In most cases, the discussion of the courts has focused on either whether the defendants have a duty to the spectator or whether the spectator assumed the risk of injury by choosing to sit close to the field.  Often, whether the issue is defined as the former or the latter, court and commentary refer to the analysis as one involving "the baseball rule," which is really a reference to the result of the application of the analysis. The case against the Cubs is different, however, because in Illinois, there is a specific statute that limits the possible liability of baseball stadium owners.

I wrote a short comment on this a few days ago in The John Marshall Law School Law Review blog.  You can read it here.

UPDATE (3-21-18):  Earlier this month, the court dismissed the claim against the Cubs but allowed the case to proceed against Major League Baseball.  The Chicago Daily Bulletin has the story.

Sunday, March 4, 2018

On the difficult to understand distinction between negligence and recklessness

I have often argued that the distinction between negligence and recklessness is difficult to understand.  True, on paper we can express a definition that supports and distinction between the two concepts.  For example, in New Jersey, “recklessness, unlike negligence, requires a conscious choice of a course of action, with knowledge or a reason to know that it will create serious danger to others.”   Yet, as is often the case, in practice this type of definition (and attempt to distinguish from negligence) is difficult to apply, as a recent case from New Jersey illustrates.

As reported in Golf Dispute Resolution, in this case the plaintiff asked the defendant to show him how to properly hit a golf ball.
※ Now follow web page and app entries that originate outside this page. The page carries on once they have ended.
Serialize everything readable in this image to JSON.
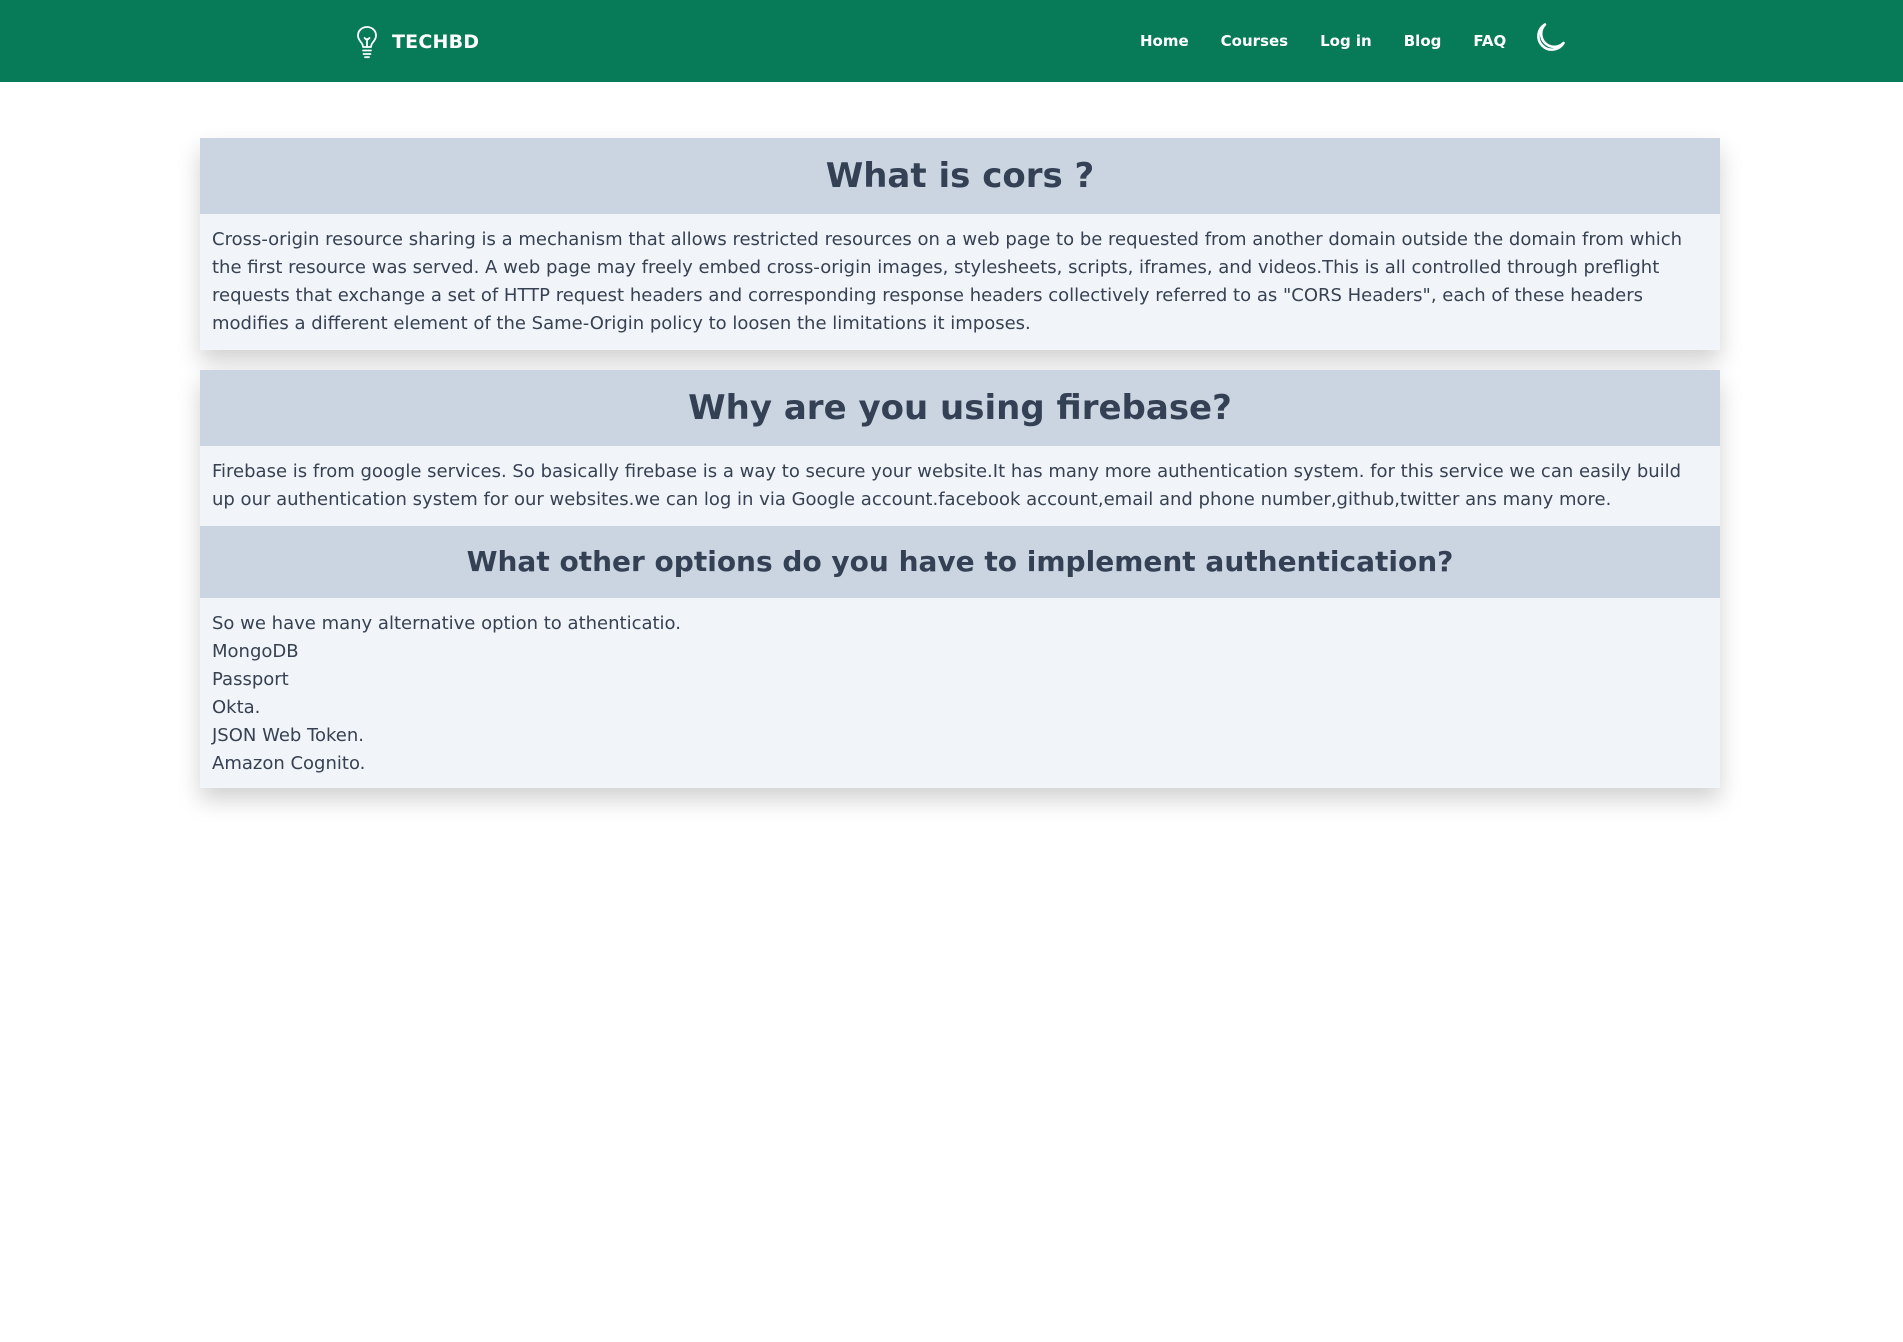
{
  "brand": {
    "name": "TECHBD",
    "icon": "lightbulb-icon"
  },
  "nav": {
    "items": [
      "Home",
      "Courses",
      "Log in",
      "Blog",
      "FAQ"
    ],
    "theme_toggle_icon": "moon-icon"
  },
  "colors": {
    "navbar": "#077a58",
    "question_header_bg": "#cbd5e1",
    "answer_bg": "#f1f5f9",
    "heading_text": "#344054",
    "body_text": "#374151"
  },
  "faq": [
    {
      "question": "What is cors ?",
      "answer": "Cross-origin resource sharing is a mechanism that allows restricted resources on a web page to be requested from another domain outside the domain from which the first resource was served. A web page may freely embed cross-origin images, stylesheets, scripts, iframes, and videos.This is all controlled through preflight requests that exchange a set of HTTP request headers and corresponding response headers collectively referred to as \"CORS Headers\", each of these headers modifies a different element of the Same-Origin policy to loosen the limitations it imposes."
    },
    {
      "question": "Why are you using firebase?",
      "answer": "Firebase is from google services. So basically firebase is a way to secure your website.It has many more authentication system. for this service we can easily build up our authentication system for our websites.we can log in via Google account.facebook account,email and phone number,github,twitter ans many more."
    },
    {
      "question": "What other options do you have to implement authentication?",
      "answer_lines": [
        "So we have many alternative option to athenticatio.",
        "MongoDB",
        "Passport",
        "Okta.",
        "JSON Web Token.",
        "Amazon Cognito."
      ]
    }
  ]
}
The plaintiff then said ‘All right, get back.’ He then set up a golf ball on a tee and explained how to set up properly to the ball, how to hold the club and how to start the swing. The plaintiff testified that he thought the defendant had moved back enough that he would not be in harms way, but did not confirm this visually before swinging the club.  Unfortunately, the plaintiff was not out of harms way, and when the defendant swung the club, he struck the plaintiff in the face causing severe injuries.

On these facts, the trial court determined that the defendant’s actions, at most, constituted negligence, requiring that the case against him be dismissed, which in my opinion, was the correct decision.  Often, states require a showing of recklessness in cases involving sports injuries and the conduct in this case does not sound to me to fit the definition of recklessness cited above.

The appellate court disagreed holding that the judge erroneously usurped the role of the factfinder by making findings of fact and liability in matters in dispute between the parties.

I disagree, on these facts, a judge could easily have concluded (in response to a motion to dismiss) that reasonable people would not disagree that the evidence presented did not support a finding of recklessness.

Instead, the court of appeals held that there exists a material fact in dispute concerning whether the defendant "made appropriate observations prior to swinging the golf club consonant with the attendant risk of significant injury to a bystander."

And there is the problem:  saying that we have to decide whether someone "made appropriate observations prior to swinging the golf club consonant with the attendant risk of significant injury to a bystander" is a long way of saying whether the actor acted unlike a reasonable person would have under the circumstances, which is, of course, the standard of negligence.

In other words, the court decided that holding the case was a negligence claim was wrong, but then remanded so the jury could decide the case based on applying a negligence standard.

The case is called Spataro v The Stakemaster and you can read it here.